Digital detection web for on-campus insects: Building community resilience in biodiversity monitoring

Digital detection web for on-campus insects: Building community resilience in biodiversity monitoring

Insect biodiversity

Leptopilina japonica inside a raspberry (Photo: Warren Wong)

March 4, 2022 – Tracking insects at UBC campus is taking a leap forward by employing high-tech, automated tools.

In a newly funded Campus as a Living Lab project led by Juli Carrillo, assistant professor in the faculty of land and food systems, remote sensing (affordable high-resolution optics), machine learning, and the Internet of Things will automate insect monitoring and aggregate large amounts of spatiotemporal data.

While agriculture is globally transitioning towards ‘precision’ through automation and digitization, e.g., using remote sensing, drone surveillance and Artificial Intelligence (AI) to monitor plant health, this type of monitoring for insects is still in its infancy. Entomologists typically capture insects using traps before manually enumerating and identifying specimens, which is extremely time-consuming and somewhat subjective.

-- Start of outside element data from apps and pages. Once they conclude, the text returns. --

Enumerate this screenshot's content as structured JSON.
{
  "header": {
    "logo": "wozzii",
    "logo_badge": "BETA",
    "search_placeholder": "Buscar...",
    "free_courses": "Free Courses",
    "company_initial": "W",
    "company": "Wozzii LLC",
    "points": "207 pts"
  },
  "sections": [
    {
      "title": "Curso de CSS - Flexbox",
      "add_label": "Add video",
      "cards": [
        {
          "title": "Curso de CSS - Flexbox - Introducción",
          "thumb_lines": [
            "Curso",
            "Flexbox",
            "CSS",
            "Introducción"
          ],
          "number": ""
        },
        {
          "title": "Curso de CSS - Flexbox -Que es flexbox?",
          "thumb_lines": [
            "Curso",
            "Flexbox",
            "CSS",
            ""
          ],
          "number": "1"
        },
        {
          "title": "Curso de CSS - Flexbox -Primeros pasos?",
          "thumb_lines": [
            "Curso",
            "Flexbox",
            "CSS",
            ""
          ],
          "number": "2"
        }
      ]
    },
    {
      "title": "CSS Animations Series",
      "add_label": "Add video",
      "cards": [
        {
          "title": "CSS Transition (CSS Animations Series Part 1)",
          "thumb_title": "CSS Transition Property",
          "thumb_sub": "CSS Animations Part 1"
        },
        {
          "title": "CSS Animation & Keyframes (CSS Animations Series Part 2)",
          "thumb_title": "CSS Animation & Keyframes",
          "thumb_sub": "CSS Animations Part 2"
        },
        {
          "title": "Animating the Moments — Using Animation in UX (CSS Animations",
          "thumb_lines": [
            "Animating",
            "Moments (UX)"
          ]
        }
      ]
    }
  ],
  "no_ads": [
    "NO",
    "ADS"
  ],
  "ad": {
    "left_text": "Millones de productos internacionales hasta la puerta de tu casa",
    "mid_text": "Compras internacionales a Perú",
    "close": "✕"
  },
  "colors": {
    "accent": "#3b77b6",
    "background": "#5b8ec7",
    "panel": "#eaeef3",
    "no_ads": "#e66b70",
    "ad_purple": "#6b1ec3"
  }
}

This project will enable UBC to monitor insects in real-time, on a scale never done before, and, importantly, allow researchers to compare insect activity in natural habitats, urban campus landscapes, and the agricultural setting of UBC Farm.

As a citizen science initiative, UBC community members are invited to get involved. Dr. Carrillo’s research group has proposed a hackathon to help improve trap technology, and putting tools and resources in the hands of community members to allow ongoing monitoring and user feedback. This will strengthen connections between local food growers, community garden enthusiasts, researchers, and interested community members.

Why monitor insects? Tiny and ubiquitous, they are good indicators of global change in ecosystem services. Recent evidence suggests that some important insect groups may be declining while others proliferate, the consequences of which are already being felt in global food supplies, as outbreaks of pests and the overuse of inputs compound issues of land use, habitat loss, and climate change.

biodiversity monitoring

Sticky Pi Circuit Board

In a pilot program using Sticky Pi camera traps for digital detection of insects pests in agriculture, postdoctoral research fellow Quentin Geissmann (part of Dr. Carrillo’s research team), documented a new insect that has been listed as an urgent concern for Canada and affects trade policy with the U.S. Their group also detected limitations to current trapping technology that miss some classes of insects or underestimates insect populations.

This project allows researchers to create baseline data for UBC Campus and UBC Farm on insect biodiversity to improve future management decisions and monitor change. By creating real-time data for the public, UBC will serve as an early alert system for monitoring insects pests – these maps and pest alerts will be communicated to growers and other agricultural stakeholders across Canada.

To read about all the 2021 Campus as Living Lab projects, visit this webpage: